▶ _ASSIGNMENT_:
Copy down all of the data underneath, exactly as shown.

+ + + + +

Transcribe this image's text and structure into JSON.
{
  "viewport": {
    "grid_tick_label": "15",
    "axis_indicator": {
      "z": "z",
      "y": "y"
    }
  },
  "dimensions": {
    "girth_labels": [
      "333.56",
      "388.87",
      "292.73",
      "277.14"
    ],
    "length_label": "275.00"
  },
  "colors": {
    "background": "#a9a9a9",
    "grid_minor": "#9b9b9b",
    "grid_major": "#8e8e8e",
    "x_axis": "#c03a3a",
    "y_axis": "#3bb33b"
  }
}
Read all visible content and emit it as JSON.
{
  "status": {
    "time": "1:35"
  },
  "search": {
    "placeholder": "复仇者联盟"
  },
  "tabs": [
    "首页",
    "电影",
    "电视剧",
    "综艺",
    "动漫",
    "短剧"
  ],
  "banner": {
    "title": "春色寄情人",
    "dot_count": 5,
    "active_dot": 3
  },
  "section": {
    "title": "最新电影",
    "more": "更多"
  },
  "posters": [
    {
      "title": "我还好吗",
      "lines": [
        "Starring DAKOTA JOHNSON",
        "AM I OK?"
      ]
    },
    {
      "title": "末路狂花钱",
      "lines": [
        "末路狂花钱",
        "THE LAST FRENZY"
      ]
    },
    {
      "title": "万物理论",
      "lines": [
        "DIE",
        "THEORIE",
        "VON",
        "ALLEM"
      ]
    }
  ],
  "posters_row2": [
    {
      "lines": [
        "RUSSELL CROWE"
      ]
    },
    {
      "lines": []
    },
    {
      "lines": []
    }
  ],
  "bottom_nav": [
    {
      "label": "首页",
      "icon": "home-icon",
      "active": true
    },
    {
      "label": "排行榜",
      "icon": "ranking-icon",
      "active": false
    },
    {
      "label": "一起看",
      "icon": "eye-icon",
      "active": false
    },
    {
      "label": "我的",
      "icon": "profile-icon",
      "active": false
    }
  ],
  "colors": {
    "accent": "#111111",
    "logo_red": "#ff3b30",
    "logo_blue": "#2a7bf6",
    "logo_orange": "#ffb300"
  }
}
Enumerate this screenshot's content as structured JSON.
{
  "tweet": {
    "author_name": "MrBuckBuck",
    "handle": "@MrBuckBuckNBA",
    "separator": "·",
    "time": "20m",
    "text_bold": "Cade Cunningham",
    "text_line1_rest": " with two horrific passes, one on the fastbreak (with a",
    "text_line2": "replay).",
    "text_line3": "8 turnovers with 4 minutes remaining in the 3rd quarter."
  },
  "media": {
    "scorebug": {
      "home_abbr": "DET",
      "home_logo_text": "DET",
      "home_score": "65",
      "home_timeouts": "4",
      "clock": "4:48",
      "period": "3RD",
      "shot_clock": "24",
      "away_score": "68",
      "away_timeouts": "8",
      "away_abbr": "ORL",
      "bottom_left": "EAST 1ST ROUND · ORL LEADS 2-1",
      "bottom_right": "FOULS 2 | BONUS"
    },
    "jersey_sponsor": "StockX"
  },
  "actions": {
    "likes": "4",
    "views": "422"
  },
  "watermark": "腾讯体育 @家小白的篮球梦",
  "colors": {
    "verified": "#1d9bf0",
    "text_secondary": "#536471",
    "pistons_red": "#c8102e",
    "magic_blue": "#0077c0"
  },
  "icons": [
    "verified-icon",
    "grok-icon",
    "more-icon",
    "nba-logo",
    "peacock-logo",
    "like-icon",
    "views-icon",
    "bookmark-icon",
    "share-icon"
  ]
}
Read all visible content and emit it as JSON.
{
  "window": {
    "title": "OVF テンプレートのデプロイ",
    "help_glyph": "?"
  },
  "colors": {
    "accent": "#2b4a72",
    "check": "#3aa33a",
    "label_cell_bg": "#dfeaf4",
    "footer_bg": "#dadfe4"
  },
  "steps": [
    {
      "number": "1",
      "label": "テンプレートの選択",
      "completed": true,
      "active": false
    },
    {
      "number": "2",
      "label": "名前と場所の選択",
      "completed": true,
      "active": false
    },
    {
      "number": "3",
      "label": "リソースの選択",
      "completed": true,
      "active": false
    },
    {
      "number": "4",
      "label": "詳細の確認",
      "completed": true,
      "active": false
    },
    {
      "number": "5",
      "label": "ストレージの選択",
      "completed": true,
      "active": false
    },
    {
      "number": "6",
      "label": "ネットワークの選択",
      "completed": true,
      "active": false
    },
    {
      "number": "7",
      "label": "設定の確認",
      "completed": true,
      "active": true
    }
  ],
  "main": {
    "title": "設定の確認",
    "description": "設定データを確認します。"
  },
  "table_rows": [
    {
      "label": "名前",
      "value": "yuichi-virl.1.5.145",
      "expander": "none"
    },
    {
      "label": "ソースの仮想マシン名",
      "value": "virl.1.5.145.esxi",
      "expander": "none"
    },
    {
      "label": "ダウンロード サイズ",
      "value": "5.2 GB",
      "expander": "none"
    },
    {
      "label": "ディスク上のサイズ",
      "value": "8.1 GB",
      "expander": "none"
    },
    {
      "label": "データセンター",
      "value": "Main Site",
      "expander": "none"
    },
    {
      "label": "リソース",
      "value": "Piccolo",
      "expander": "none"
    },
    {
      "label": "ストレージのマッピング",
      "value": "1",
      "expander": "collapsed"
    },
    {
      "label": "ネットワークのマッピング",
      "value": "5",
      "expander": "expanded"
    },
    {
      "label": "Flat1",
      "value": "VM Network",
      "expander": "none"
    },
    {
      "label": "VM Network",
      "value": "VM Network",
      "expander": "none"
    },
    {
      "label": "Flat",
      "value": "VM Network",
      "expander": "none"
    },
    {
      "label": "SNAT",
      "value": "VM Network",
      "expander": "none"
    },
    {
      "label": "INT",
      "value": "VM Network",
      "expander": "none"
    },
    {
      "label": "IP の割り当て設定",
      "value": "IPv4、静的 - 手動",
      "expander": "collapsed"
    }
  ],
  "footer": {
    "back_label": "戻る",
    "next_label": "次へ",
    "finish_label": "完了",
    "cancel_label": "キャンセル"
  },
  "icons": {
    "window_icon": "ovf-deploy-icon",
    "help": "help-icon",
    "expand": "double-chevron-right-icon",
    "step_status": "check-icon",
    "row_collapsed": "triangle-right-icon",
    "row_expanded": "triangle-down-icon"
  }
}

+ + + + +

▶ _WRITTEN SOLUTION_:
Transcribe this image's text and structure into JSON.
{
  "viewport": {
    "grid_tick_label": "15",
    "axis_indicator": {
      "z": "z",
      "y": "y"
    }
  },
  "dimensions": {
    "girth_labels": [
      "333.56",
      "388.87",
      "292.73",
      "277.14"
    ],
    "length_label": "275.00"
  },
  "colors": {
    "background": "#a9a9a9",
    "grid_minor": "#9b9b9b",
    "grid_major": "#8e8e8e",
    "x_axis": "#c03a3a",
    "y_axis": "#3bb33b"
  }
}
Read all visible content and emit it as JSON.
{
  "status": {
    "time": "1:35"
  },
  "search": {
    "placeholder": "复仇者联盟"
  },
  "tabs": [
    "首页",
    "电影",
    "电视剧",
    "综艺",
    "动漫",
    "短剧"
  ],
  "banner": {
    "title": "春色寄情人",
    "dot_count": 5,
    "active_dot": 3
  },
  "section": {
    "title": "最新电影",
    "more": "更多"
  },
  "posters": [
    {
      "title": "我还好吗",
      "lines": [
        "Starring DAKOTA JOHNSON",
        "AM I OK?"
      ]
    },
    {
      "title": "末路狂花钱",
      "lines": [
        "末路狂花钱",
        "THE LAST FRENZY"
      ]
    },
    {
      "title": "万物理论",
      "lines": [
        "DIE",
        "THEORIE",
        "VON",
        "ALLEM"
      ]
    }
  ],
  "posters_row2": [
    {
      "lines": [
        "RUSSELL CROWE"
      ]
    },
    {
      "lines": []
    },
    {
      "lines": []
    }
  ],
  "bottom_nav": [
    {
      "label": "首页",
      "icon": "home-icon",
      "active": true
    },
    {
      "label": "排行榜",
      "icon": "ranking-icon",
      "active": false
    },
    {
      "label": "一起看",
      "icon": "eye-icon",
      "active": false
    },
    {
      "label": "我的",
      "icon": "profile-icon",
      "active": false
    }
  ],
  "colors": {
    "accent": "#111111",
    "logo_red": "#ff3b30",
    "logo_blue": "#2a7bf6",
    "logo_orange": "#ffb300"
  }
}
Enumerate this screenshot's content as structured JSON.
{
  "tweet": {
    "author_name": "MrBuckBuck",
    "handle": "@MrBuckBuckNBA",
    "separator": "·",
    "time": "20m",
    "text_bold": "Cade Cunningham",
    "text_line1_rest": " with two horrific passes, one on the fastbreak (with a",
    "text_line2": "replay).",
    "text_line3": "8 turnovers with 4 minutes remaining in the 3rd quarter."
  },
  "media": {
    "scorebug": {
      "home_abbr": "DET",
      "home_logo_text": "DET",
      "home_score": "65",
      "home_timeouts": "4",
      "clock": "4:48",
      "period": "3RD",
      "shot_clock": "24",
      "away_score": "68",
      "away_timeouts": "8",
      "away_abbr": "ORL",
      "bottom_left": "EAST 1ST ROUND · ORL LEADS 2-1",
      "bottom_right": "FOULS 2 | BONUS"
    },
    "jersey_sponsor": "StockX"
  },
  "actions": {
    "likes": "4",
    "views": "422"
  },
  "watermark": "腾讯体育 @家小白的篮球梦",
  "colors": {
    "verified": "#1d9bf0",
    "text_secondary": "#536471",
    "pistons_red": "#c8102e",
    "magic_blue": "#0077c0"
  },
  "icons": [
    "verified-icon",
    "grok-icon",
    "more-icon",
    "nba-logo",
    "peacock-logo",
    "like-icon",
    "views-icon",
    "bookmark-icon",
    "share-icon"
  ]
}
Read all visible content and emit it as JSON.
{
  "window": {
    "title": "OVF テンプレートのデプロイ",
    "help_glyph": "?"
  },
  "colors": {
    "accent": "#2b4a72",
    "check": "#3aa33a",
    "label_cell_bg": "#dfeaf4",
    "footer_bg": "#dadfe4"
  },
  "steps": [
    {
      "number": "1",
      "label": "テンプレートの選択",
      "completed": true,
      "active": false
    },
    {
      "number": "2",
      "label": "名前と場所の選択",
      "completed": true,
      "active": false
    },
    {
      "number": "3",
      "label": "リソースの選択",
      "completed": true,
      "active": false
    },
    {
      "number": "4",
      "label": "詳細の確認",
      "completed": true,
      "active": false
    },
    {
      "number": "5",
      "label": "ストレージの選択",
      "completed": true,
      "active": false
    },
    {
      "number": "6",
      "label": "ネットワークの選択",
      "completed": true,
      "active": false
    },
    {
      "number": "7",
      "label": "設定の確認",
      "completed": true,
      "active": true
    }
  ],
  "main": {
    "title": "設定の確認",
    "description": "設定データを確認します。"
  },
  "table_rows": [
    {
      "label": "名前",
      "value": "yuichi-virl.1.5.145",
      "expander": "none"
    },
    {
      "label": "ソースの仮想マシン名",
      "value": "virl.1.5.145.esxi",
      "expander": "none"
    },
    {
      "label": "ダウンロード サイズ",
      "value": "5.2 GB",
      "expander": "none"
    },
    {
      "label": "ディスク上のサイズ",
      "value": "8.1 GB",
      "expander": "none"
    },
    {
      "label": "データセンター",
      "value": "Main Site",
      "expander": "none"
    },
    {
      "label": "リソース",
      "value": "Piccolo",
      "expander": "none"
    },
    {
      "label": "ストレージのマッピング",
      "value": "1",
      "expander": "collapsed"
    },
    {
      "label": "ネットワークのマッピング",
      "value": "5",
      "expander": "expanded"
    },
    {
      "label": "Flat1",
      "value": "VM Network",
      "expander": "none"
    },
    {
      "label": "VM Network",
      "value": "VM Network",
      "expander": "none"
    },
    {
      "label": "Flat",
      "value": "VM Network",
      "expander": "none"
    },
    {
      "label": "SNAT",
      "value": "VM Network",
      "expander": "none"
    },
    {
      "label": "INT",
      "value": "VM Network",
      "expander": "none"
    },
    {
      "label": "IP の割り当て設定",
      "value": "IPv4、静的 - 手動",
      "expander": "collapsed"
    }
  ],
  "footer": {
    "back_label": "戻る",
    "next_label": "次へ",
    "finish_label": "完了",
    "cancel_label": "キャンセル"
  },
  "icons": {
    "window_icon": "ovf-deploy-icon",
    "help": "help-icon",
    "expand": "double-chevron-right-icon",
    "step_status": "check-icon",
    "row_collapsed": "triangle-right-icon",
    "row_expanded": "triangle-down-icon"
  }
}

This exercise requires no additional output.